Cricket is a religion in India — practised either through Indian Premier League (IPL) or the international cricket series — and you would agree no less with us. However, the younger generation of India is also quite fond of watching and playing football.
Noticing this growing trend, this entrepreneur just started a ‘football IPL’ of sorts. Last year, he started conducting football tours based on five-a-side format called Futsal. In an exclusive conversation with Entrepreneur India, Abhinandan Balasubramanian, CEO and Founder of Premier Futsal, shared his experience on building a company that very quickly grew into the world’s largest Futsal organizing firm.
The Ball Game
Balasubramanian didn’t start futsal just because he loves football. His idea was to bring in American and European players, collaborate with Indian celebrities, and do football tours in India.
But soon, he realized, Indians are mature consumers when it comes to content consumptions. “We did a scientific analysis, which included consumer behaviour, content consumption on television and digital media. And the solution was futsal as it’s fast, thrilling and end-to-end.”
In terms of the growth of the business, there are about 2,500 arenas that play five-a- side format in India. So, people are playing futsal without calling it futsal, he added.
Premier Futsal Season I, launched last year, attracted about 33 million viewers in India while Season II is due in September. The venture has an association with international sports personalities like Virat Kohli and Ronaldinho (Ronaldo de Assis Moreira).
The venture has received funds from Xavier Britto (the chairman of Premier Futsal) and Kiran Kumar from Lalithaa Jewellery.
Talking about the future of his sports venture, Balasubramanian said, “We plan to launch Futsal in Dubai this year. We are planning to take it to South East Asia and Europe next year.”
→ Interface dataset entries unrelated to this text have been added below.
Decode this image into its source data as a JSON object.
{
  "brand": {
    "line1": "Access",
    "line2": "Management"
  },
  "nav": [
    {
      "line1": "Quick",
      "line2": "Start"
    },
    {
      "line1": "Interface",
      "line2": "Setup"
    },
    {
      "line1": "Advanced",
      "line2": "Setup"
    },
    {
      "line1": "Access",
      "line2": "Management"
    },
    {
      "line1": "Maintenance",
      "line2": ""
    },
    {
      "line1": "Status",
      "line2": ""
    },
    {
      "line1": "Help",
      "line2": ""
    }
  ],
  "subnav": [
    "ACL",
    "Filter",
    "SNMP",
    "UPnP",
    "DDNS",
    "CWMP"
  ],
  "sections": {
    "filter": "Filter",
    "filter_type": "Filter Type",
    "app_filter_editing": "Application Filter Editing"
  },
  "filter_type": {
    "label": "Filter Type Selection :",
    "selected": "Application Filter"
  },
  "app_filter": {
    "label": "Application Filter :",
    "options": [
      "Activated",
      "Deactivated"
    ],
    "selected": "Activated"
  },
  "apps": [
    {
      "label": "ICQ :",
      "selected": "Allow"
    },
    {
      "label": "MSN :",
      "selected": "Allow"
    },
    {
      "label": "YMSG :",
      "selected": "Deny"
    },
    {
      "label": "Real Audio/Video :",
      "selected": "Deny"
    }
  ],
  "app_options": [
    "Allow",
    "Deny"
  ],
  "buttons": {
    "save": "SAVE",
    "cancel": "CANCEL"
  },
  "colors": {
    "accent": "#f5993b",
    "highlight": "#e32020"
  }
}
Balasubramanian always wanted to start something of his own. He knew from the very beginning that corporate job was not his cup of tea. He said, “At the age of 23, I took a decision to simply follow my passion.”
He was also one of the founding members of Liquity, a London-based fintech company. And in June 2014, he founded a foodtech firm called ChefHost. He has now exited from both.
Presently, apart from organizing Futsal, he is the CEO-founder of altflo, a private market place for investing in alternative assets.
His success mantra is all about his conviction. “There is lot muscling and hard work. Speak to people twice or thrice, understand your consumer base and their needs. Then build your business around it,” he advised.
Till date he has raised about INR 150crore. Fundraising is sometimes easy, he said, just to add in the same breath that, “And sometimes, raising money is more difficult than raising it the last time. People have their whims and fancies regarding whom they want to invest in and what they want to invest in.” But, he never forgot to stress that, “Fundraising is the least hard of all the hard things you do in business. It will always happen if your fundamentals are right.”
He didn’t start businesses to be called a serial entrepreneur. His idea was to build business where he thought he can contribute in. “It is a weird terminology. I would like to introduce myself, saying I run a sports start-up.”
Titles like ‘serial entrepreneur’ or ‘30-under-30’ are great, he quipped but for your CV or LinkedIn update.
“What matters is – when you wake up in the morning and think am I loving what I do? Am I satisfied with what I do? And how can I do things better?”
When asked if he would sell his Premier Futsal like his previous venture, his reply was an expression of him being in two minds: “If it economically make sense I might just sell or I may not.”